#### What the exercise asks:
Give all of the data below again exactly, and drop the images.

App and web page records:
════════════════════

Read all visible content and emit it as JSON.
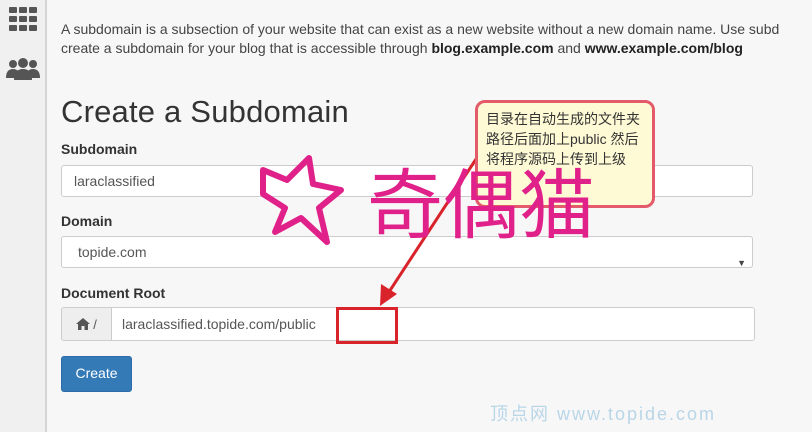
{
  "sidebar": {
    "items": [
      {
        "icon": "grid-icon"
      },
      {
        "icon": "users-icon"
      }
    ]
  },
  "intro": {
    "line1": "A subdomain is a subsection of your website that can exist as a new website without a new domain name. Use subd",
    "line2_prefix": "create a subdomain for your blog that is accessible through ",
    "line2_bold1": "blog.example.com",
    "line2_mid": " and ",
    "line2_bold2": "www.example.com/blog"
  },
  "page_title": "Create a Subdomain",
  "form": {
    "subdomain_label": "Subdomain",
    "subdomain_value": "laraclassified",
    "domain_label": "Domain",
    "domain_value": "topide.com",
    "docroot_label": "Document Root",
    "docroot_prefix": "/",
    "docroot_value": "laraclassified.topide.com/public",
    "create_button": "Create"
  },
  "annotation": {
    "text": "目录在自动生成的文件夹路径后面加上public 然后将程序源码上传到上级"
  },
  "watermark": {
    "brand": "奇偶猫",
    "footer": "顶点网 www.topide.com"
  },
  "colors": {
    "primary": "#337ab7",
    "annotation_border": "#d9232b",
    "callout_bg": "#fffad6",
    "watermark": "#e0218a"
  }
}
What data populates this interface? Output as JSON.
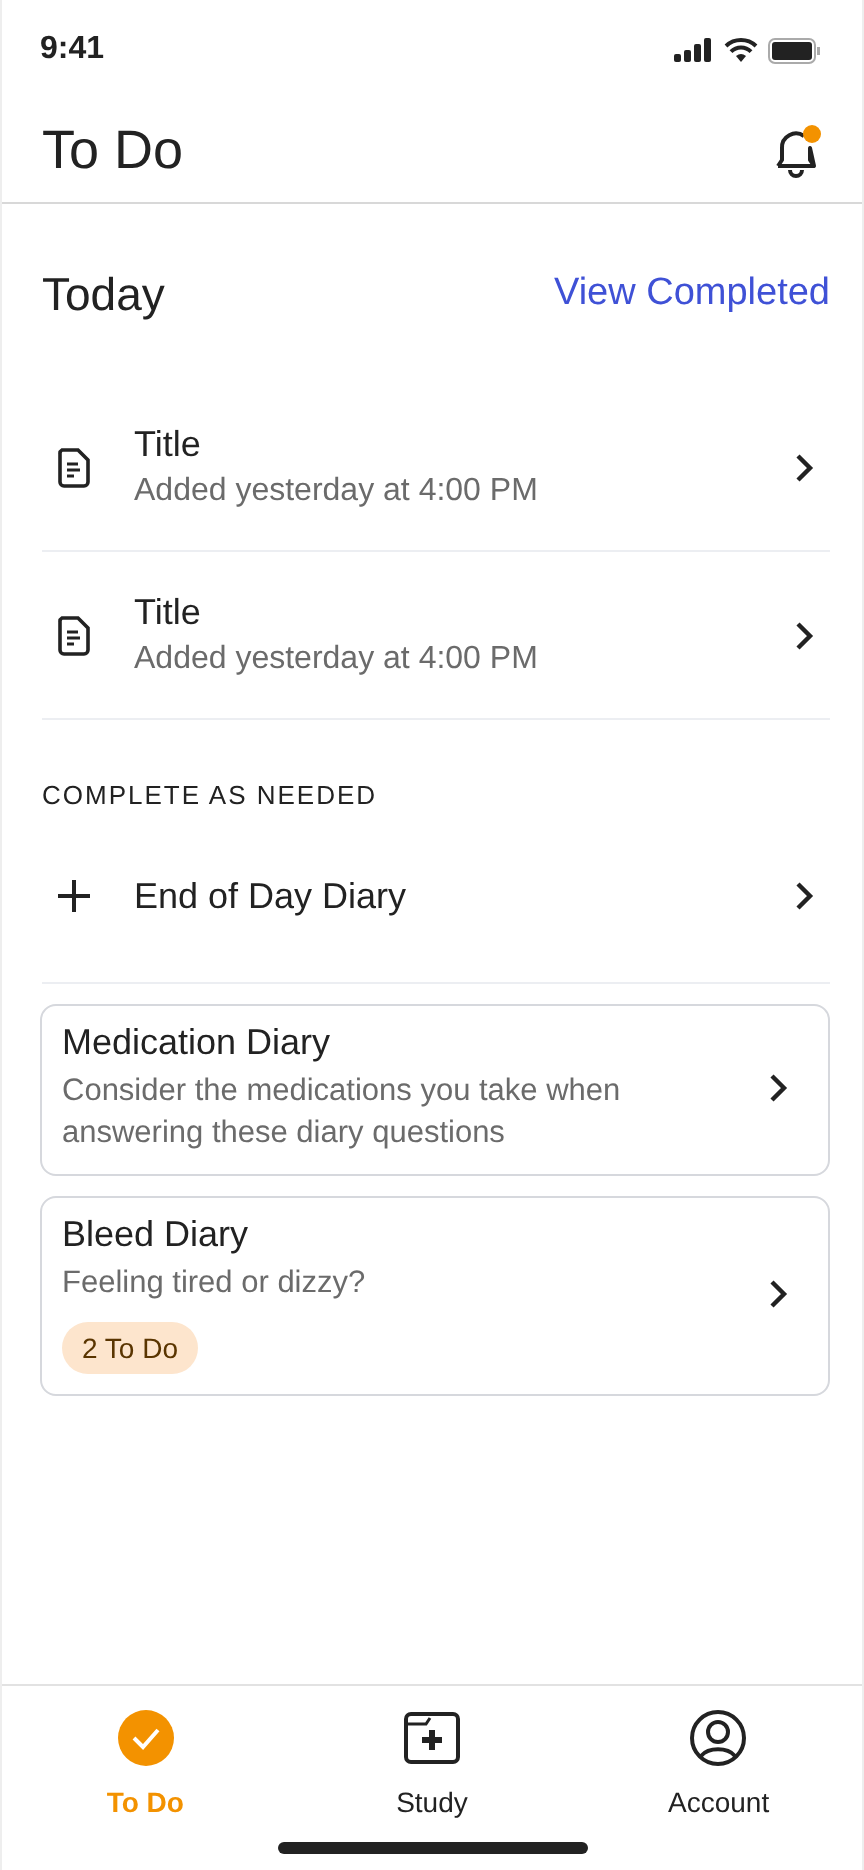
{
  "status_bar": {
    "time": "9:41"
  },
  "header": {
    "title": "To Do",
    "has_notification": true
  },
  "today": {
    "heading": "Today",
    "link": "View Completed",
    "items": [
      {
        "title": "Title",
        "subtitle": "Added yesterday at 4:00 PM"
      },
      {
        "title": "Title",
        "subtitle": "Added yesterday at 4:00 PM"
      }
    ]
  },
  "as_needed": {
    "heading": "COMPLETE AS NEEDED",
    "add_item": "End of Day Diary",
    "cards": [
      {
        "title": "Medication Diary",
        "description": "Consider the medications you take when answering these diary questions"
      },
      {
        "title": "Bleed Diary",
        "description": "Feeling tired or dizzy?",
        "badge": "2 To Do"
      }
    ]
  },
  "tabs": [
    {
      "label": "To Do",
      "kind": "check",
      "selected": true
    },
    {
      "label": "Study",
      "kind": "folder",
      "selected": false
    },
    {
      "label": "Account",
      "kind": "person",
      "selected": false
    }
  ]
}
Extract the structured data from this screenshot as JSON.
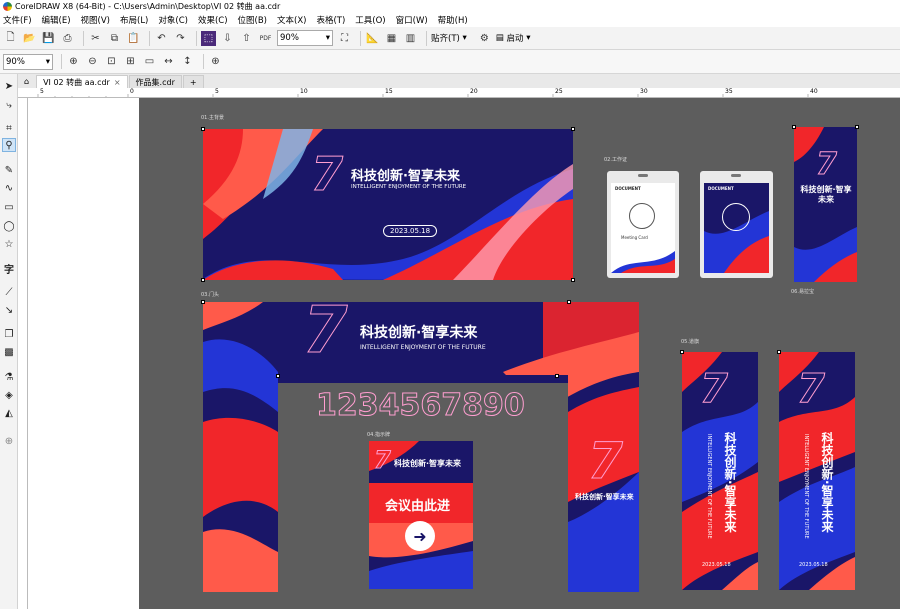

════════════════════

#### Answer box:
Read all visible content and emit it as JSON.
{
  "sidebar": {
    "items": [
      {
        "icon": "grid-icon"
      },
      {
        "icon": "users-icon"
      }
    ]
  },
  "intro": {
    "line1": "A subdomain is a subsection of your website that can exist as a new website without a new domain name. Use subd",
    "line2_prefix": "create a subdomain for your blog that is accessible through ",
    "line2_bold1": "blog.example.com",
    "line2_mid": " and ",
    "line2_bold2": "www.example.com/blog"
  },
  "page_title": "Create a Subdomain",
  "form": {
    "subdomain_label": "Subdomain",
    "subdomain_value": "laraclassified",
    "domain_label": "Domain",
    "domain_value": "topide.com",
    "docroot_label": "Document Root",
    "docroot_prefix": "/",
    "docroot_value": "laraclassified.topide.com/public",
    "create_button": "Create"
  },
  "annotation": {
    "text": "目录在自动生成的文件夹路径后面加上public 然后将程序源码上传到上级"
  },
  "watermark": {
    "brand": "奇偶猫",
    "footer": "顶点网 www.topide.com"
  },
  "colors": {
    "primary": "#337ab7",
    "annotation_border": "#d9232b",
    "callout_bg": "#fffad6",
    "watermark": "#e0218a"
  }
}
What data populates this interface? Output as JSON.
{
  "status_bar": {
    "time": "9:41"
  },
  "header": {
    "title": "To Do",
    "has_notification": true
  },
  "today": {
    "heading": "Today",
    "link": "View Completed",
    "items": [
      {
        "title": "Title",
        "subtitle": "Added yesterday at 4:00 PM"
      },
      {
        "title": "Title",
        "subtitle": "Added yesterday at 4:00 PM"
      }
    ]
  },
  "as_needed": {
    "heading": "COMPLETE AS NEEDED",
    "add_item": "End of Day Diary",
    "cards": [
      {
        "title": "Medication Diary",
        "description": "Consider the medications you take when answering these diary questions"
      },
      {
        "title": "Bleed Diary",
        "description": "Feeling tired or dizzy?",
        "badge": "2 To Do"
      }
    ]
  },
  "tabs": [
    {
      "label": "To Do",
      "kind": "check",
      "selected": true
    },
    {
      "label": "Study",
      "kind": "folder",
      "selected": false
    },
    {
      "label": "Account",
      "kind": "person",
      "selected": false
    }
  ]
}
Extract the structured data from this screenshot as JSON.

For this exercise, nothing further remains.